Ed Hesse adds to the groundswell in his enlightening and challenging book: “Humility is the New Smart”. He endears himself to the reader through sharing his own story of emotional enlightenment, balanced with a rigorous research-basis for his claims. The picture is clear for all to see – leaders and workers alike face increasing uncertainty, unprecedented change and decreasing job security. In many industries, automation is replacing and will further replace humans. People power will grow through developing qualities that distinguish us from machines: humility; transparency; emotional intelligence; self-reflection; otherness.

The emotional tone is set by the leader. An emotionally intelligent boss creates a team that succeeds, learns and enjoys work. Whereas the curmudgeonly so-and-so and the technical autocrat can create fear, avoidance and distrust. What’s worse, he can have five times more impact on the employee’s moods than his more skilful colleague.

So, what’s to be done to develop more balanced leaders in your business? Here are some ideas for you and your business to experiment with:

Chart your emotions

Help people understand the breadth of emotional expression by introducing emotional charts depicting the range of possible emotions. Bring them into the practice of daily work by encouraging people to ask themselves: “How am I feeling today?”

Change your state

Changing your posture has an impact on your emotional state. If your mood is counter-productive, stand up, raise your hands above your head, lift your eyes to the heavens and smile. It’s an instant state changer. Use the opportunity to create movement in your work. Have walking meetings, use the stairs, have fit stops – five-minute stretching activities that are especially beneficial for desk-based staff.

Integrate emotions with processes

Create spaces for expressing feelings in typical work process. For example: after a meeting, ask people to use a descriptor to convey how they’re feeling; create what my colleague, Susan Kuepfer, calls ‘STOP moments’ when the pressure is rising –
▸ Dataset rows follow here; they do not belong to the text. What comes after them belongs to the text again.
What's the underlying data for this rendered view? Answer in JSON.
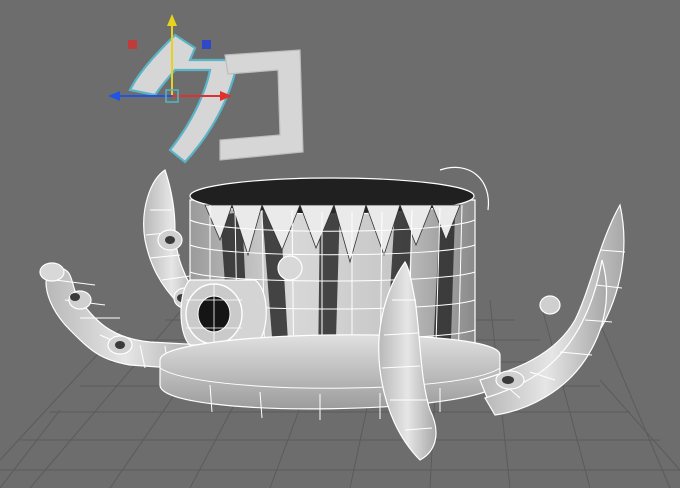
{
  "viewport": {
    "background": "#6d6d6d",
    "grid_color": "#5a5a5a",
    "wire_color": "#ffffff",
    "mesh_color": "#bdbdbd"
  },
  "text_objects": [
    {
      "text": "タ"
    },
    {
      "text": "コ"
    }
  ],
  "manipulator": {
    "x_axis_color": "#e0312c",
    "y_axis_color": "#e8d31c",
    "z_axis_color": "#1f55e0",
    "center_color": "#5ab4c8",
    "plane_xy_color": "#c23b3b",
    "plane_yz_color": "#2f48c9"
  },
  "model": {
    "name": "octopus-pot",
    "icons": [
      "cylinder-body",
      "spike-crown",
      "tentacle",
      "sucker",
      "eye-socket"
    ]
  }
}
S          stop what you’re doing

T          take a deep breath

O          observe how you are feeling physically and emotionally

P          proceed with whatever emotion is appropriate to the situation

Take a baseline

Collect feedback from others to understand how you score on the emotional Richter scale. Are you dormant or explosive? What about your range of emotional expression? Limited or expansive? A tailored 360° questionnaire can provide a powerful basis for discussing how an individual’s emotional intelligence is impacting others, and ultimately, performance.

Develop your emotional intelligence

Working with a coach is a safe environment for exploring how you can expand your emotional bandwidth and improve your emotional regulation. Experimenting in the one-to-one setting can build confidence for taking emotional risks in your daily work.

Award and reward

Since the need for developing emotional intelligence is growing – at least until the machines can catch up with us – why not reward people for situations where emotions are embraced? Recognise teams where psychological safety is established and encourage others to learn what goes on to achieve this? Introduce an award for EQ leadership. Make EQ a criterion for promotion.

Create moments of stillness

The pace of work and the pressure to do more with less often leads to cultures that have an attraction to action. Yet the brain needs periods of quiet to do its best work. Give yourself a break. Replace the stimulation of chatter and coffee with intervals for reflection and mindfulness. Introduce simple breathing exercises, keep a journal of worries and concerns or a gratitude diary.

Trying any one or combination of these ideas will help leaders to create equilibrium between thought and feeling.